:: Information provided

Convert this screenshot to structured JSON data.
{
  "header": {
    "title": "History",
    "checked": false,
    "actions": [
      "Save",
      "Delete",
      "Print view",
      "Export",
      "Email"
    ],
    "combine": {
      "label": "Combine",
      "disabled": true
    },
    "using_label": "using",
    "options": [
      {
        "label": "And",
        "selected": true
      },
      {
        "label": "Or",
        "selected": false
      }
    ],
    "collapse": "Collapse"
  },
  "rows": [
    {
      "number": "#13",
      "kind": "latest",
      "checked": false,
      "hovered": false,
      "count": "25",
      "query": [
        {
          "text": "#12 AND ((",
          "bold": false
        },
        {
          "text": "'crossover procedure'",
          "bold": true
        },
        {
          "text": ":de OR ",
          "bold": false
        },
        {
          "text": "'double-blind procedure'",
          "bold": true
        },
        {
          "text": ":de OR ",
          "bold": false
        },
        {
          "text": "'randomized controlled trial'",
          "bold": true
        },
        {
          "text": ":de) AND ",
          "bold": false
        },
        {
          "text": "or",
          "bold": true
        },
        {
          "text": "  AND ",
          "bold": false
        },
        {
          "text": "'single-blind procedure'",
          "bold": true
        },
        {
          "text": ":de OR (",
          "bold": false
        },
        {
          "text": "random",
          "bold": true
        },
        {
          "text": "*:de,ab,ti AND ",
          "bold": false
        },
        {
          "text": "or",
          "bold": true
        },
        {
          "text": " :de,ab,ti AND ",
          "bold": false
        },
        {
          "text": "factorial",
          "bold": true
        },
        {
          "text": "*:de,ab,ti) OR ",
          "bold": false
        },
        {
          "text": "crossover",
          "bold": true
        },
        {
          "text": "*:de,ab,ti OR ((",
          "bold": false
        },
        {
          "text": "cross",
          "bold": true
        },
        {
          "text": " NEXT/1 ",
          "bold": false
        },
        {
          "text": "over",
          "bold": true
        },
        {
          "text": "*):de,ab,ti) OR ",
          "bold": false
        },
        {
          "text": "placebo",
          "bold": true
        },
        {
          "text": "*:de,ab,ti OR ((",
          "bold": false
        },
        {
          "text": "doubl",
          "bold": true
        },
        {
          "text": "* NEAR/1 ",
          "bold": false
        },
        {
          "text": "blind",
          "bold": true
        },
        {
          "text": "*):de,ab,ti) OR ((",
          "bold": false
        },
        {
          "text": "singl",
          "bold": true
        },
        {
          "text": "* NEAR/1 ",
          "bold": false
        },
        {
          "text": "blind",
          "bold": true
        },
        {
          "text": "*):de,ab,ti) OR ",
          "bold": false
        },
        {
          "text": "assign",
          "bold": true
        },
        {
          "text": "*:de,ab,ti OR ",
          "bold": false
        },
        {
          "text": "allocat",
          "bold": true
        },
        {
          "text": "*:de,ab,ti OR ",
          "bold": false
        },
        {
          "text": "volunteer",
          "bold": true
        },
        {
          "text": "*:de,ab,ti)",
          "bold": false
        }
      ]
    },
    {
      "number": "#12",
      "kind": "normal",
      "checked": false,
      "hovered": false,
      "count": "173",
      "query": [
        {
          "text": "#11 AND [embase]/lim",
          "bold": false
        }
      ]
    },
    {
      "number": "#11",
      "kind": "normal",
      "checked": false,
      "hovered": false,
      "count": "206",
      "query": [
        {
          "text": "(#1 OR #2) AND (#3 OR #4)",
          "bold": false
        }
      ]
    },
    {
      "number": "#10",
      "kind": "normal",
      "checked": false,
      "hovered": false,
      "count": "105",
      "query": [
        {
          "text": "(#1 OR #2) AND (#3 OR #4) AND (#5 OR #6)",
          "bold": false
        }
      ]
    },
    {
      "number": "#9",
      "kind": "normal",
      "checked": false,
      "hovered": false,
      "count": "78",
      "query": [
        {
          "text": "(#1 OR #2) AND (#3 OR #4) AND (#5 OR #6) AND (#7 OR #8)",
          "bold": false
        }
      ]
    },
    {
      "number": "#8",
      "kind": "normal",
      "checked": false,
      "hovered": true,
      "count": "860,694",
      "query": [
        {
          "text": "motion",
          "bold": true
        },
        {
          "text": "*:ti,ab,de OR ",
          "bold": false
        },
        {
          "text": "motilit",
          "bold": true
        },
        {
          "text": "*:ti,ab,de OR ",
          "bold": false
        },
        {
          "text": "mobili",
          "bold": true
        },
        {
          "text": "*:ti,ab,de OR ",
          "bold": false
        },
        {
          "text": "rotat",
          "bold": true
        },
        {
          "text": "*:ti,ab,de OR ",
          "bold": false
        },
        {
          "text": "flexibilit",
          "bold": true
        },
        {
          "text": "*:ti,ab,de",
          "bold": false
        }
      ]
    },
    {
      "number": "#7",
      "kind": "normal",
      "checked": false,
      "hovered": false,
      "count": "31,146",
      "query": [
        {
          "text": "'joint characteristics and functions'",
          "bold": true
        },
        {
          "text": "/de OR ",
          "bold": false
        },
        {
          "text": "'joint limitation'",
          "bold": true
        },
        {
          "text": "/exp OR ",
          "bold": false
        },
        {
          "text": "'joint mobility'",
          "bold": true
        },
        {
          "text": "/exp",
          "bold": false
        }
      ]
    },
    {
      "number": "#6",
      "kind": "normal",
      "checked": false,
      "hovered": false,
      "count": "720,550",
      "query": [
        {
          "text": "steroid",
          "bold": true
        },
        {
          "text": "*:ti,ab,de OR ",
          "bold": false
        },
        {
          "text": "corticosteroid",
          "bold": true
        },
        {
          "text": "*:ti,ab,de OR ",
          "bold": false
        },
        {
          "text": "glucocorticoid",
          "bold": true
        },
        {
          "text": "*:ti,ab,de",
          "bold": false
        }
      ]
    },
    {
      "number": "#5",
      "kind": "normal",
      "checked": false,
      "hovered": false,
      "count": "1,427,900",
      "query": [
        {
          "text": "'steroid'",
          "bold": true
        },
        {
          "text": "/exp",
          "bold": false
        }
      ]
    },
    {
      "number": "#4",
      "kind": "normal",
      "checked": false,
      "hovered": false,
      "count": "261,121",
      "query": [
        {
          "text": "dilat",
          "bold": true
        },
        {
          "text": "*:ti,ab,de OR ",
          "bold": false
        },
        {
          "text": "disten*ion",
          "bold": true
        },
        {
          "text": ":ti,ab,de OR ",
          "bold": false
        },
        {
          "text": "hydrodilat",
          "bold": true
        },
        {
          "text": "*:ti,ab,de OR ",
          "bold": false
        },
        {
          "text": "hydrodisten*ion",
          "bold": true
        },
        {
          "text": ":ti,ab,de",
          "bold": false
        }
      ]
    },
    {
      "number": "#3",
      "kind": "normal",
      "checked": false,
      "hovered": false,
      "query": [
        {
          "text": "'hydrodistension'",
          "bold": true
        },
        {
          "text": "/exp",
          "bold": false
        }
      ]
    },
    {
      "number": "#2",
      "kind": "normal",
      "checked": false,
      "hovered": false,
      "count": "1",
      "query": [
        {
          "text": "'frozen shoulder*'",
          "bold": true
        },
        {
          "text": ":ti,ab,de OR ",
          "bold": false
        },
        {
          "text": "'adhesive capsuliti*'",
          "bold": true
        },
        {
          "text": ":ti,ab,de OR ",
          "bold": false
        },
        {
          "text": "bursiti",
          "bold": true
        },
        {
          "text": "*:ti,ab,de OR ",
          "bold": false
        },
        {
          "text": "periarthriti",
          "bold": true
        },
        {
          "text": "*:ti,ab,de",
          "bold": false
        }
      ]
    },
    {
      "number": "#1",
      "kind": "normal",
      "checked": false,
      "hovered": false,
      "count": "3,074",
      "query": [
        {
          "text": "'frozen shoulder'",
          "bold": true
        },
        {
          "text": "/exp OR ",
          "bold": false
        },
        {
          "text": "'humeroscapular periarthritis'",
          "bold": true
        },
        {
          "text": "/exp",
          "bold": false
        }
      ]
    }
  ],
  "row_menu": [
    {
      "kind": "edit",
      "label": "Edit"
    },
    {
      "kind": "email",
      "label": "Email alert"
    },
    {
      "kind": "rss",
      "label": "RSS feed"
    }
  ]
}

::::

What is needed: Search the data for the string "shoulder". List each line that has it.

Written solution:
          "text": "'frozen shoulder*'",
          "text": "'frozen shoulder'",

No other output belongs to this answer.